GOAL OF THE EXERCISE ▸ Go through the material under this sentence. Return every line holding "JSON".

ENTRIES PROVIDED below:

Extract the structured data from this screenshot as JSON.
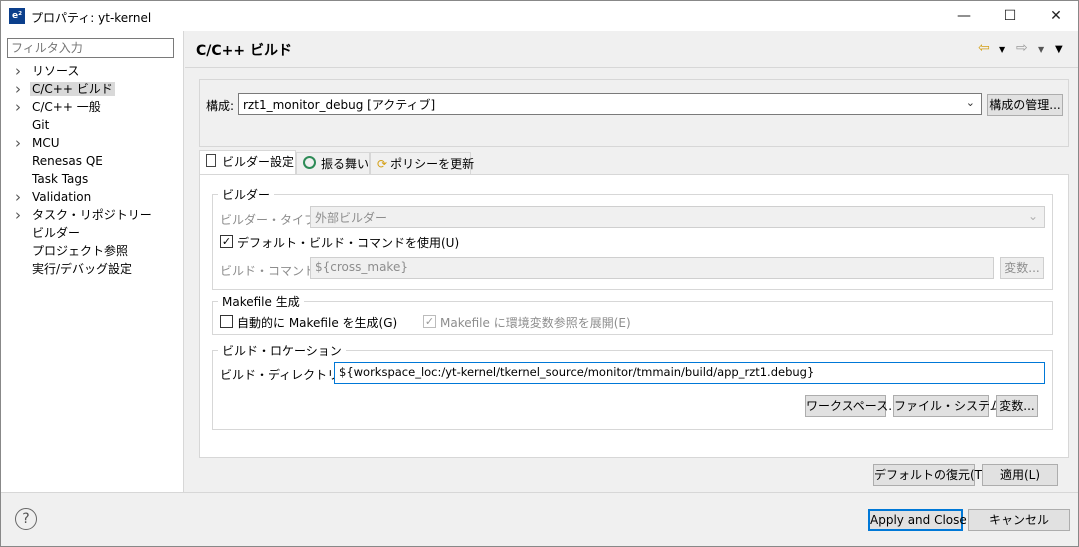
{
  "window": {
    "app_icon": "e²",
    "title": "プロパティ: yt-kernel",
    "minimize": "—",
    "maximize": "☐",
    "close": "✕"
  },
  "filter": {
    "placeholder": "フィルタ入力"
  },
  "tree": [
    {
      "label": "リソース",
      "expandable": true
    },
    {
      "label": "C/C++ ビルド",
      "expandable": true,
      "selected": true
    },
    {
      "label": "C/C++ 一般",
      "expandable": true
    },
    {
      "label": "Git",
      "expandable": false
    },
    {
      "label": "MCU",
      "expandable": true
    },
    {
      "label": "Renesas QE",
      "expandable": false
    },
    {
      "label": "Task Tags",
      "expandable": false
    },
    {
      "label": "Validation",
      "expandable": true
    },
    {
      "label": "タスク・リポジトリー",
      "expandable": true
    },
    {
      "label": "ビルダー",
      "expandable": false
    },
    {
      "label": "プロジェクト参照",
      "expandable": false
    },
    {
      "label": "実行/デバッグ設定",
      "expandable": false
    }
  ],
  "page": {
    "title": "C/C++ ビルド",
    "nav_back": "⇦",
    "nav_forward": "⇨",
    "menu": "▼"
  },
  "config": {
    "label": "構成:",
    "value": "rzt1_monitor_debug  [アクティブ]",
    "manage_button": "構成の管理..."
  },
  "tabs": [
    {
      "label": "ビルダー設定",
      "icon": "builder-settings-icon",
      "active": true
    },
    {
      "label": "振る舞い",
      "icon": "behavior-icon",
      "active": false
    },
    {
      "label": "ポリシーを更新",
      "icon": "refresh-policy-icon",
      "active": false
    }
  ],
  "builder": {
    "group_label": "ビルダー",
    "type_label": "ビルダー・タイプ(T):",
    "type_value": "外部ビルダー",
    "use_default_label": "デフォルト・ビルド・コマンドを使用(U)",
    "use_default_checked": true,
    "command_label": "ビルド・コマンド(C):",
    "command_value": "${cross_make}",
    "variables_button": "変数..."
  },
  "makefile": {
    "group_label": "Makefile 生成",
    "auto_generate_label": "自動的に Makefile を生成(G)",
    "auto_generate_checked": false,
    "expand_env_label": "Makefile に環境変数参照を展開(E)",
    "expand_env_checked": true
  },
  "location": {
    "group_label": "ビルド・ロケーション",
    "dir_label": "ビルド・ディレクトリー(D):",
    "dir_value": "${workspace_loc:/yt-kernel/tkernel_source/monitor/tmmain/build/app_rzt1.debug}",
    "workspace_button": "ワークスペース...",
    "filesystem_button": "ファイル・システム...",
    "variables_button": "変数..."
  },
  "page_buttons": {
    "restore_defaults": "デフォルトの復元(T)",
    "apply": "適用(L)"
  },
  "footer": {
    "help": "?",
    "apply_close": "Apply and Close",
    "cancel": "キャンセル"
  }
}
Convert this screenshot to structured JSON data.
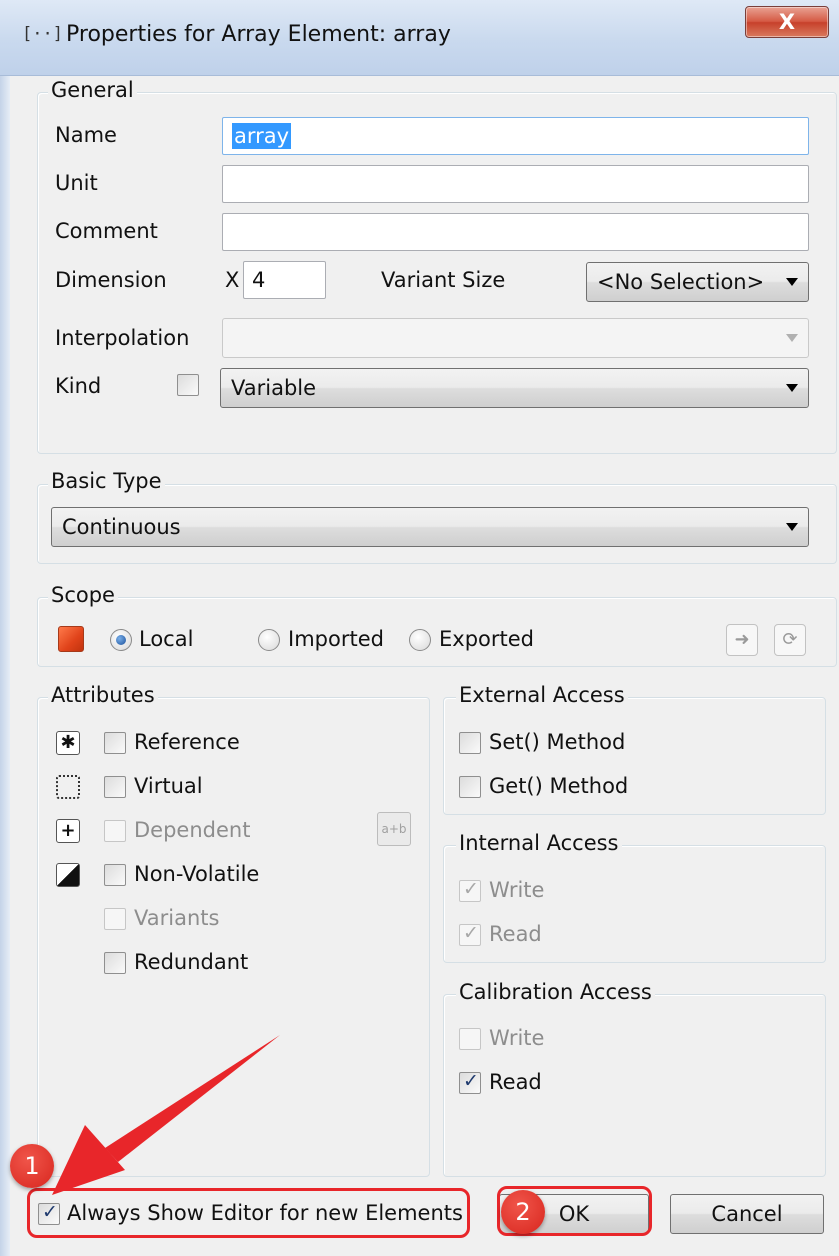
{
  "window": {
    "title_icon": "[··]",
    "title": "Properties for Array Element: array",
    "close_label": "X"
  },
  "general": {
    "legend": "General",
    "name_label": "Name",
    "name_value": "array",
    "unit_label": "Unit",
    "unit_value": "",
    "comment_label": "Comment",
    "comment_value": "",
    "dimension_label": "Dimension",
    "dimension_x_label": "X",
    "dimension_value": "4",
    "variant_size_label": "Variant Size",
    "variant_size_value": "<No Selection>",
    "interpolation_label": "Interpolation",
    "interpolation_value": "",
    "kind_label": "Kind",
    "kind_value": "Variable"
  },
  "basic_type": {
    "legend": "Basic Type",
    "value": "Continuous"
  },
  "scope": {
    "legend": "Scope",
    "color": "#e0431a",
    "local_label": "Local",
    "local_selected": true,
    "imported_label": "Imported",
    "exported_label": "Exported"
  },
  "attributes": {
    "legend": "Attributes",
    "items": [
      {
        "label": "Reference",
        "checked": false,
        "enabled": true,
        "icon": "asterisk-icon"
      },
      {
        "label": "Virtual",
        "checked": false,
        "enabled": true,
        "icon": "dashed-box-icon"
      },
      {
        "label": "Dependent",
        "checked": false,
        "enabled": false,
        "icon": "plus-icon"
      },
      {
        "label": "Non-Volatile",
        "checked": false,
        "enabled": true,
        "icon": "triangle-icon"
      },
      {
        "label": "Variants",
        "checked": false,
        "enabled": false,
        "icon": ""
      },
      {
        "label": "Redundant",
        "checked": false,
        "enabled": true,
        "icon": ""
      }
    ]
  },
  "external_access": {
    "legend": "External Access",
    "set_label": "Set() Method",
    "get_label": "Get() Method"
  },
  "internal_access": {
    "legend": "Internal Access",
    "write_label": "Write",
    "read_label": "Read"
  },
  "calibration_access": {
    "legend": "Calibration Access",
    "write_label": "Write",
    "read_label": "Read"
  },
  "footer": {
    "always_show_label": "Always Show Editor for new Elements",
    "always_show_checked": true,
    "ok_label": "OK",
    "cancel_label": "Cancel"
  },
  "annotations": {
    "badge_1": "1",
    "badge_2": "2",
    "color": "#e8262a"
  }
}
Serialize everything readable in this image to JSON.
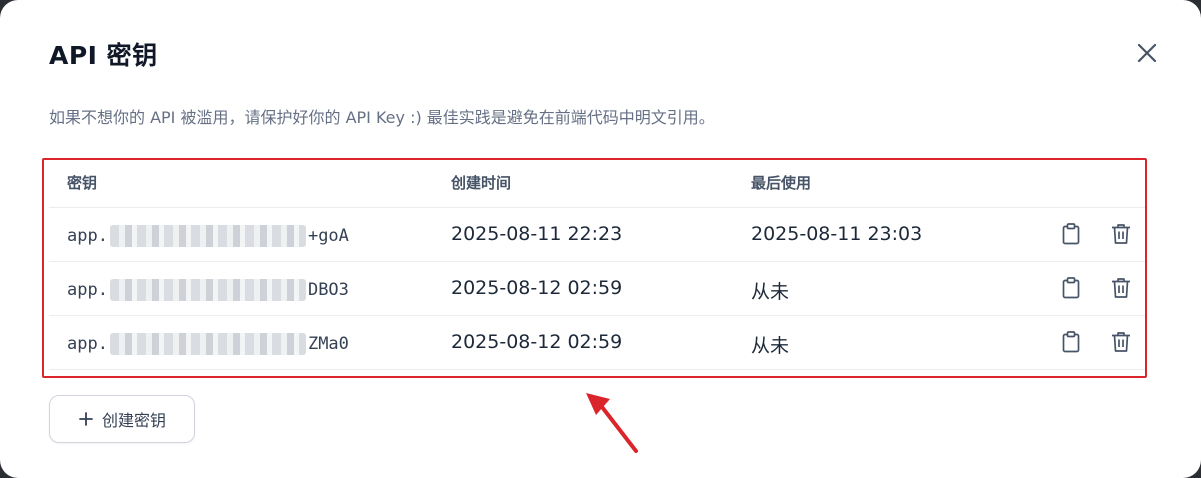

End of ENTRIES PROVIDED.

RESPONSE TO THE TASK ▸
Extract the structured data from this screenshot as JSON.
Convert this screenshot to structured JSON data.
Serialize everything readable in this image to JSON.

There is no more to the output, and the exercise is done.